[Data for review Boundary: Start]

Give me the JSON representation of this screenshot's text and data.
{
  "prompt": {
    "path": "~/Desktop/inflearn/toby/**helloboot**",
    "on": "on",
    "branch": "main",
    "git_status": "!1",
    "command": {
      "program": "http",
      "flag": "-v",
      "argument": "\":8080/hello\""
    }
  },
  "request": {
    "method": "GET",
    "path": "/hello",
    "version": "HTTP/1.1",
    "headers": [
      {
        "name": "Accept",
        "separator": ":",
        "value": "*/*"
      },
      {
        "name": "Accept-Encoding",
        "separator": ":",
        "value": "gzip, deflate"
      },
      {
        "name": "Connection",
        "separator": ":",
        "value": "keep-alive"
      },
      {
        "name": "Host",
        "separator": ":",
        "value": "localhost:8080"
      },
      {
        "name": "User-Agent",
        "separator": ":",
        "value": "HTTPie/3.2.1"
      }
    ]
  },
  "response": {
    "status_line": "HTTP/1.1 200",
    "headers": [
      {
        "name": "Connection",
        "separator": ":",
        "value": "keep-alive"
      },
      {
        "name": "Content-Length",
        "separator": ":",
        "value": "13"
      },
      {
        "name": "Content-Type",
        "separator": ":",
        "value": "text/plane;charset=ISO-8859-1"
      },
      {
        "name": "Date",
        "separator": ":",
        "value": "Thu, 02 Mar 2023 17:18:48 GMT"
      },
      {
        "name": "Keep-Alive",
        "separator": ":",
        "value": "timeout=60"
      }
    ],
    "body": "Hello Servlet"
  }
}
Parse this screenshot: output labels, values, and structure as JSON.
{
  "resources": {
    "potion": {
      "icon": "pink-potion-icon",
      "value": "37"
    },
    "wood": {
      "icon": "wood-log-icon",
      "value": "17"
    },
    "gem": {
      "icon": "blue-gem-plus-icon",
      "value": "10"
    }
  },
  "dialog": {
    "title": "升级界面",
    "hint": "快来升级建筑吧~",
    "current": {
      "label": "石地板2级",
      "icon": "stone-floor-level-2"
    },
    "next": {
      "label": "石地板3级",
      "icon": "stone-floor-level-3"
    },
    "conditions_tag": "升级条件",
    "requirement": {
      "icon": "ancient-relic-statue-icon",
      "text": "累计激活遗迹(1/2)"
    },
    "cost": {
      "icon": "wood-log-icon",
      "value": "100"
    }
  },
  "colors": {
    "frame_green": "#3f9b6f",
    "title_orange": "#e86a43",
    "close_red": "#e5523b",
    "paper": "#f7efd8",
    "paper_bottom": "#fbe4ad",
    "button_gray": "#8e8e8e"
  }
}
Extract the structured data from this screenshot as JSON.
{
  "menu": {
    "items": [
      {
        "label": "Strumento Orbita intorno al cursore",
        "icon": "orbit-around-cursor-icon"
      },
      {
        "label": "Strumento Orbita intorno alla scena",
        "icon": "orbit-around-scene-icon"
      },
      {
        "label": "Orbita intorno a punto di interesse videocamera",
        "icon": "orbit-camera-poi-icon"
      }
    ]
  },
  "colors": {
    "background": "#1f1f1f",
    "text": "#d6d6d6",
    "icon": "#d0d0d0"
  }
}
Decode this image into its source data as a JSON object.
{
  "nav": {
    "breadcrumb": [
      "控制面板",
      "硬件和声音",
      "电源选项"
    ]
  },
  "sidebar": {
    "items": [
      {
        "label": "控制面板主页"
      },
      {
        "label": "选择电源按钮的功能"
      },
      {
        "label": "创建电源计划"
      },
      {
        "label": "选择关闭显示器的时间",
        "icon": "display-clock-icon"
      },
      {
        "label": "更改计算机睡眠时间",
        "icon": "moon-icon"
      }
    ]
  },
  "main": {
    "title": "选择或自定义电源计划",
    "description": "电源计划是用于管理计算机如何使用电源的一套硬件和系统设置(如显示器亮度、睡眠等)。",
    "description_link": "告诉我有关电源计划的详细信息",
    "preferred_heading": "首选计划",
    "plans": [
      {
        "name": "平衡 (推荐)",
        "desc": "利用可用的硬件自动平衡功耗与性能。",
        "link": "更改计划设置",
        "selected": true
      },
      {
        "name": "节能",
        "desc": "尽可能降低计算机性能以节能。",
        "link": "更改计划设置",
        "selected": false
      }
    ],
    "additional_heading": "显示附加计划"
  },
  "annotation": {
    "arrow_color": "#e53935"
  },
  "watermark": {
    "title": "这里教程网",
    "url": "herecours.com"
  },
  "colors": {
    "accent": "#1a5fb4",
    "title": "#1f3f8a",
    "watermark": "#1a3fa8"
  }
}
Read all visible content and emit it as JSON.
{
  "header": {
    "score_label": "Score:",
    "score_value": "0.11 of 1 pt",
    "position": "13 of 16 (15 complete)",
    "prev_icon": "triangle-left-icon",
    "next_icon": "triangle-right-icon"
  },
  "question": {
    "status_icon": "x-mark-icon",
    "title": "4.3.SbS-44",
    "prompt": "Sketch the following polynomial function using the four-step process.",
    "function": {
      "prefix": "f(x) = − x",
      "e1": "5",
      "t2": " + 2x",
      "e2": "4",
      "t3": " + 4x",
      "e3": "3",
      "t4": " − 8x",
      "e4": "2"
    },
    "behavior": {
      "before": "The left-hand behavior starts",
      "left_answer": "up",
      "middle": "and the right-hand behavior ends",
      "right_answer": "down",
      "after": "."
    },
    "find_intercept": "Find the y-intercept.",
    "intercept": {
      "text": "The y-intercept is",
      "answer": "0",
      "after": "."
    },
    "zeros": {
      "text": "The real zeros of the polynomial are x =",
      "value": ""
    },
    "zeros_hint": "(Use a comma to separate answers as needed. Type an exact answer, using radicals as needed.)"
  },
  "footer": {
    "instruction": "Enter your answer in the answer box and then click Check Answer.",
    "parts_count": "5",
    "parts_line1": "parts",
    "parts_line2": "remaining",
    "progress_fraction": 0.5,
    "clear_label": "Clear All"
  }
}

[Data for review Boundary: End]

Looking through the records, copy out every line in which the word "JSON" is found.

> [Answer to this exercise]:
Give me the JSON representation of this screenshot's text and data.
Parse this screenshot: output labels, values, and structure as JSON.
Extract the structured data from this screenshot as JSON.
Decode this image into its source data as a JSON object.
Read all visible content and emit it as JSON.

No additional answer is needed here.